Now that we know some of the barriers, what can we do to eliminate them?

Individual Level:

  • Get into the practice of asking every one their pronouns when you first meet them. Include your personal pronouns on your email signature, on your nametags, in meeting introductions, on your business cards, and on/under your office name plate. If you need more practice with using pronouns, visit sites such as to review.
  • Learn about the trans experience by doing your own research. Start with a Google search and expand from there. Keep in mind that the trans experience is not monolithic, meaning that no all trans people experience the same things. Seek out diverse representations.
  • Listen to your transgender students and colleagues when they reach out to you, and affirm their experiences instead of debating them. Provide them with resources and be an advocate for them on our campuses.
  • You should alert security or police about suspicious behavior (peering over/in stalls, exposing self) in any facility, including restrooms, but trans people existing in those spaces is not suspicious behavior.
  • Reflect on conscious and unconscious biases around gender and gender identity. Give yourself room, grace, and compassion to grow. We cannot control the environments we were raised in, but we can control our thoughts and the behaviors we have now.

Office/Department Level:

  • Take initiative to ensure that everyone in the office is asking for pronouns, including them in emails, etc. Consider having professional development around gender and gender identity if members of the office are not familiar with this and do not have a grasp on why this is important yet.
  • Enforce policies against bullying, harassment, and violence (especially Title IX) in our work, living, and learning spaces. Have zero tolerance for slurs, misgendering, misnaming, and general verbal/physically harassment. Support survivors/victims of these and enforce sanctions against perpetrators.

Institution Level:

  • Review our hiring and employment processes to ensure that transgender folk can use their name even if it is not their legal name throughout the entire process. Be transparent about where and when legal names must be used, and ensure that the fewest number of eyes possible has to see a legal name. This prevents outing that trans person.
  • Review any forms or surveys that ask for demographic information. Consider whether you need to know sex (Female, Intersex, Male) or gender (Man, Woman, Transman, Transwoman, Non-binary/Genderqueer, Agender, Other), or if either are needed at all. Make sure these options are inclusive of diverse identities.
  • Keep retention and graduation rates for transgender people, showing a commitment to them by counting them across the institution.
  • Review our benefits package and create a resource around transition-related health and medical care, including which services are and are not included in plans, trans-friendly doctors and facilities, and community resources.
  • Review our financial aid services to ensure we can provide options to trans students who no longer have financial support from their families.
  • Review restroom facilities in all buildings to ensure there are gender neutral or family facilities in every building. Build a map of these, and distribute it in various places.

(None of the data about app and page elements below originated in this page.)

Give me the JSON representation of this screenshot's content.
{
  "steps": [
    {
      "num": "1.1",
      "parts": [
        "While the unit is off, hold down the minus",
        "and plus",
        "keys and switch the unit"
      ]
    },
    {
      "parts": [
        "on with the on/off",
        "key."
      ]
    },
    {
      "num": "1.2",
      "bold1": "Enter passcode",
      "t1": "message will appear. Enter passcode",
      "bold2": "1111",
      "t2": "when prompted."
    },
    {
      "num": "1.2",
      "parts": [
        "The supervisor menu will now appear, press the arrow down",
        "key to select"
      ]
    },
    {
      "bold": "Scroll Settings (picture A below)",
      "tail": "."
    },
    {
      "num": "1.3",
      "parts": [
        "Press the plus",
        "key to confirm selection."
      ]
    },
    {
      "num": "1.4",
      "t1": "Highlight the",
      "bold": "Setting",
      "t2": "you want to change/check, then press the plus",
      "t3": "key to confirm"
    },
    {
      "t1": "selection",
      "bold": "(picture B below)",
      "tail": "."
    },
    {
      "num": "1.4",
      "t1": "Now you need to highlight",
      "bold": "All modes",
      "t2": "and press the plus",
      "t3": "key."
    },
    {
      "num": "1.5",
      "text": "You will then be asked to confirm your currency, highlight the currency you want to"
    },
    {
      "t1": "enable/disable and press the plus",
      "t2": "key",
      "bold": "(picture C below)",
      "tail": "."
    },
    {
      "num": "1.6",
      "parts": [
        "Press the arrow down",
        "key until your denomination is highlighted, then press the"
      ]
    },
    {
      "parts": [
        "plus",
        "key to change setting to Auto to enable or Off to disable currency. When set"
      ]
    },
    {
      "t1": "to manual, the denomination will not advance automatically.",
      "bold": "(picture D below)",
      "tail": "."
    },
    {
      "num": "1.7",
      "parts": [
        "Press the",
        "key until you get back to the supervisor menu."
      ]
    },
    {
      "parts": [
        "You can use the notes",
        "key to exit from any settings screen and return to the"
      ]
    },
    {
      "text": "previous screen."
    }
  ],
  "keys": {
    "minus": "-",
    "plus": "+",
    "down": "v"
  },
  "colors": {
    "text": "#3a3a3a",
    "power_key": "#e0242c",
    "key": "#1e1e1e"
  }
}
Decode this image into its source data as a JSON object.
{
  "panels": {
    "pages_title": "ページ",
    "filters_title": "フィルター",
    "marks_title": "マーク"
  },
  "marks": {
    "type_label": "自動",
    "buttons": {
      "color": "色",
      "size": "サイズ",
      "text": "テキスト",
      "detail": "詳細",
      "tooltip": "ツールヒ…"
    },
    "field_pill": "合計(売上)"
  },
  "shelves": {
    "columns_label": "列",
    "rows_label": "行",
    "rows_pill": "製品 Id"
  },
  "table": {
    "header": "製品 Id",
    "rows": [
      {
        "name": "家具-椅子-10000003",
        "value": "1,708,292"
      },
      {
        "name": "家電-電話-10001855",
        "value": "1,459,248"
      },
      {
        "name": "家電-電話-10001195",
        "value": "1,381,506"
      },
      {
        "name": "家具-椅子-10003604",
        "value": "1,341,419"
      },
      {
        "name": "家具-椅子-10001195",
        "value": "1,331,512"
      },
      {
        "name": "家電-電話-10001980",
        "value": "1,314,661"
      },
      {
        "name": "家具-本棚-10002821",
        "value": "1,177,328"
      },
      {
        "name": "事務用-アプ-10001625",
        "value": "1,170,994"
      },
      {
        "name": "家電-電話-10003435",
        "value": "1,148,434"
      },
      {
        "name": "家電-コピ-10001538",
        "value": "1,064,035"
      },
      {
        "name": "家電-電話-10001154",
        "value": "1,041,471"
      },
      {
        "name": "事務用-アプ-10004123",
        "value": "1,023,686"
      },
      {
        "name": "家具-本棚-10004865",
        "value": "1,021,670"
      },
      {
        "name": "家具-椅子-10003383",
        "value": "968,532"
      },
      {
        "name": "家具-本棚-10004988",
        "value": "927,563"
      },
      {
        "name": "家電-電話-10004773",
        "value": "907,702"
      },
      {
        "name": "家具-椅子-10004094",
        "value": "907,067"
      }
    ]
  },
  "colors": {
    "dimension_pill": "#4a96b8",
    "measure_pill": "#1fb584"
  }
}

“If anyone makes you feel less than you are, for the color of you skin, for where you come from, for the gender of the person you love, for the religion you have faith in, stand up, speak up, roar. No silence till we are equal.”
― Thisuri Wanniarachchi, COLOMBO STREETS

Starting Places to Learn More: